Mr. Bobís Under The Bridge is an outreach ministry of Advent Lutheran Church in Cedarburg, which began in the fall of 2009. "Our church is like a launching pad for it, but there is no committee and there is no overhead," says the Rev. Janis Kinens, pastor of Advent Lutheran Church. "From my perspective, itís an incredible blessing. He is setting an incredibly wonderful example in showing that you can be a full-time business owner, you can have a family life and a church life, and you can also help people that society, by and large, has ignored, forgotten about or considered a nuisance," Kinens says.

Burmeister and his wife, Sue, who is also very involved in Mr. Bobís Under The Bridge, joined the church in 2003. Because of their efforts, the couple are rarely at Sunday service, but thatís OK with Kinens. "ĎWhat makes you think that God is hanging out in our building?í" Kinens says he asked the couple when they came to him for his blessing to miss church.

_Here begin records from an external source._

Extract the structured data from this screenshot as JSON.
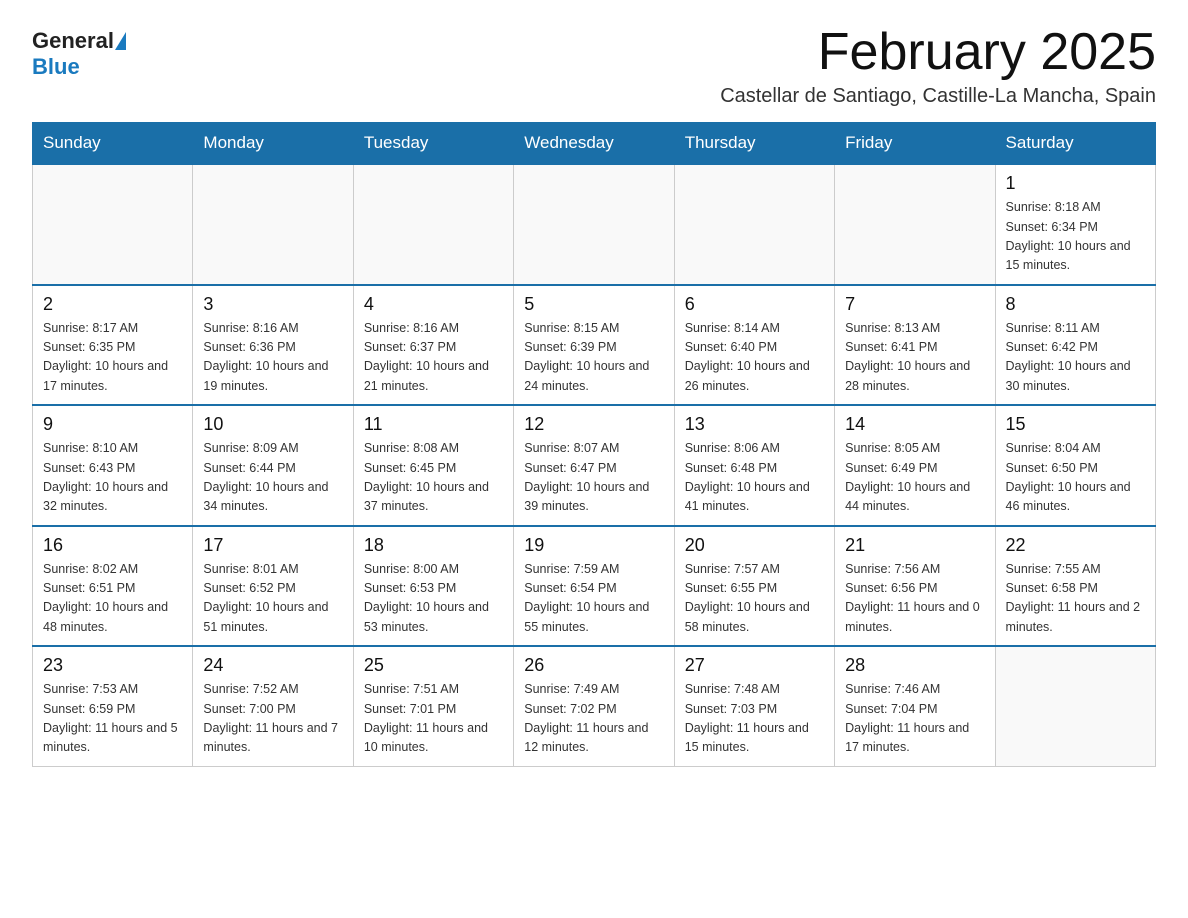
{
  "header": {
    "logo_general": "General",
    "logo_blue": "Blue",
    "month_title": "February 2025",
    "subtitle": "Castellar de Santiago, Castille-La Mancha, Spain"
  },
  "weekdays": [
    "Sunday",
    "Monday",
    "Tuesday",
    "Wednesday",
    "Thursday",
    "Friday",
    "Saturday"
  ],
  "weeks": [
    [
      {
        "day": "",
        "info": ""
      },
      {
        "day": "",
        "info": ""
      },
      {
        "day": "",
        "info": ""
      },
      {
        "day": "",
        "info": ""
      },
      {
        "day": "",
        "info": ""
      },
      {
        "day": "",
        "info": ""
      },
      {
        "day": "1",
        "info": "Sunrise: 8:18 AM\nSunset: 6:34 PM\nDaylight: 10 hours and 15 minutes."
      }
    ],
    [
      {
        "day": "2",
        "info": "Sunrise: 8:17 AM\nSunset: 6:35 PM\nDaylight: 10 hours and 17 minutes."
      },
      {
        "day": "3",
        "info": "Sunrise: 8:16 AM\nSunset: 6:36 PM\nDaylight: 10 hours and 19 minutes."
      },
      {
        "day": "4",
        "info": "Sunrise: 8:16 AM\nSunset: 6:37 PM\nDaylight: 10 hours and 21 minutes."
      },
      {
        "day": "5",
        "info": "Sunrise: 8:15 AM\nSunset: 6:39 PM\nDaylight: 10 hours and 24 minutes."
      },
      {
        "day": "6",
        "info": "Sunrise: 8:14 AM\nSunset: 6:40 PM\nDaylight: 10 hours and 26 minutes."
      },
      {
        "day": "7",
        "info": "Sunrise: 8:13 AM\nSunset: 6:41 PM\nDaylight: 10 hours and 28 minutes."
      },
      {
        "day": "8",
        "info": "Sunrise: 8:11 AM\nSunset: 6:42 PM\nDaylight: 10 hours and 30 minutes."
      }
    ],
    [
      {
        "day": "9",
        "info": "Sunrise: 8:10 AM\nSunset: 6:43 PM\nDaylight: 10 hours and 32 minutes."
      },
      {
        "day": "10",
        "info": "Sunrise: 8:09 AM\nSunset: 6:44 PM\nDaylight: 10 hours and 34 minutes."
      },
      {
        "day": "11",
        "info": "Sunrise: 8:08 AM\nSunset: 6:45 PM\nDaylight: 10 hours and 37 minutes."
      },
      {
        "day": "12",
        "info": "Sunrise: 8:07 AM\nSunset: 6:47 PM\nDaylight: 10 hours and 39 minutes."
      },
      {
        "day": "13",
        "info": "Sunrise: 8:06 AM\nSunset: 6:48 PM\nDaylight: 10 hours and 41 minutes."
      },
      {
        "day": "14",
        "info": "Sunrise: 8:05 AM\nSunset: 6:49 PM\nDaylight: 10 hours and 44 minutes."
      },
      {
        "day": "15",
        "info": "Sunrise: 8:04 AM\nSunset: 6:50 PM\nDaylight: 10 hours and 46 minutes."
      }
    ],
    [
      {
        "day": "16",
        "info": "Sunrise: 8:02 AM\nSunset: 6:51 PM\nDaylight: 10 hours and 48 minutes."
      },
      {
        "day": "17",
        "info": "Sunrise: 8:01 AM\nSunset: 6:52 PM\nDaylight: 10 hours and 51 minutes."
      },
      {
        "day": "18",
        "info": "Sunrise: 8:00 AM\nSunset: 6:53 PM\nDaylight: 10 hours and 53 minutes."
      },
      {
        "day": "19",
        "info": "Sunrise: 7:59 AM\nSunset: 6:54 PM\nDaylight: 10 hours and 55 minutes."
      },
      {
        "day": "20",
        "info": "Sunrise: 7:57 AM\nSunset: 6:55 PM\nDaylight: 10 hours and 58 minutes."
      },
      {
        "day": "21",
        "info": "Sunrise: 7:56 AM\nSunset: 6:56 PM\nDaylight: 11 hours and 0 minutes."
      },
      {
        "day": "22",
        "info": "Sunrise: 7:55 AM\nSunset: 6:58 PM\nDaylight: 11 hours and 2 minutes."
      }
    ],
    [
      {
        "day": "23",
        "info": "Sunrise: 7:53 AM\nSunset: 6:59 PM\nDaylight: 11 hours and 5 minutes."
      },
      {
        "day": "24",
        "info": "Sunrise: 7:52 AM\nSunset: 7:00 PM\nDaylight: 11 hours and 7 minutes."
      },
      {
        "day": "25",
        "info": "Sunrise: 7:51 AM\nSunset: 7:01 PM\nDaylight: 11 hours and 10 minutes."
      },
      {
        "day": "26",
        "info": "Sunrise: 7:49 AM\nSunset: 7:02 PM\nDaylight: 11 hours and 12 minutes."
      },
      {
        "day": "27",
        "info": "Sunrise: 7:48 AM\nSunset: 7:03 PM\nDaylight: 11 hours and 15 minutes."
      },
      {
        "day": "28",
        "info": "Sunrise: 7:46 AM\nSunset: 7:04 PM\nDaylight: 11 hours and 17 minutes."
      },
      {
        "day": "",
        "info": ""
      }
    ]
  ]
}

Work for Mr. Bobís Under The Bridge goes on throughout the week. A dozen or so community and church members help organize donated clothes and supplies that fill the trailer. "The list goes on and on and on. I wish I could wrap my arms around everybody," Burmeister says. "There are so many that do so much and that goes down to the people that drop stuff off at my store every day," says Burmeister, owner of Cedarburg Outdoor Power Equipment. "Every day of the week there is something at my store that is donated."

Cedarburg businessman Bob Burmeister makes connections with the homeless he helps as part of an outreach ministry.

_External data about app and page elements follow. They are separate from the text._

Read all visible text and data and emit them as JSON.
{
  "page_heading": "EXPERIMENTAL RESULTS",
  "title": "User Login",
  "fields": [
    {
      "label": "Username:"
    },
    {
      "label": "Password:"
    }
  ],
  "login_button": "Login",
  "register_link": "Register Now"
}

Staff members at Family Sharing of Ozaukee County help with the operation by donating clothing that they cannot use. Holzer taps into area rummage sales for clothing items. "I go to just about every rummage sale and hand out (business cards) and explain what we do," Holzer says. "Our stream of goods is pretty steady right now. Thatís going to dry up a little bit this winter."

The effort peaks Sunday when Holzer, Burmeister and a handful of volunteers make their early morning pilgrimage into Milwaukee. After unloading and distributing clothes and supplies, Burmeister and his crew arenít rushing home. They sit on park benches, trading stories with those they just helped. They give out hugs. They check up on those homeless who have health problems and special requests for clothes and items. And that resonates with those who live on the streets. "Bob knows us by name," Sloan says. "Weíre not dogs. We are people."

It is Burmeisterís faith that drives him to search for and help the homeless. "This is my church. This is the way I go to church on Sundays," he says. "What better way? What better way?" 

 

 

 


This story ran in the November 2010 issue of: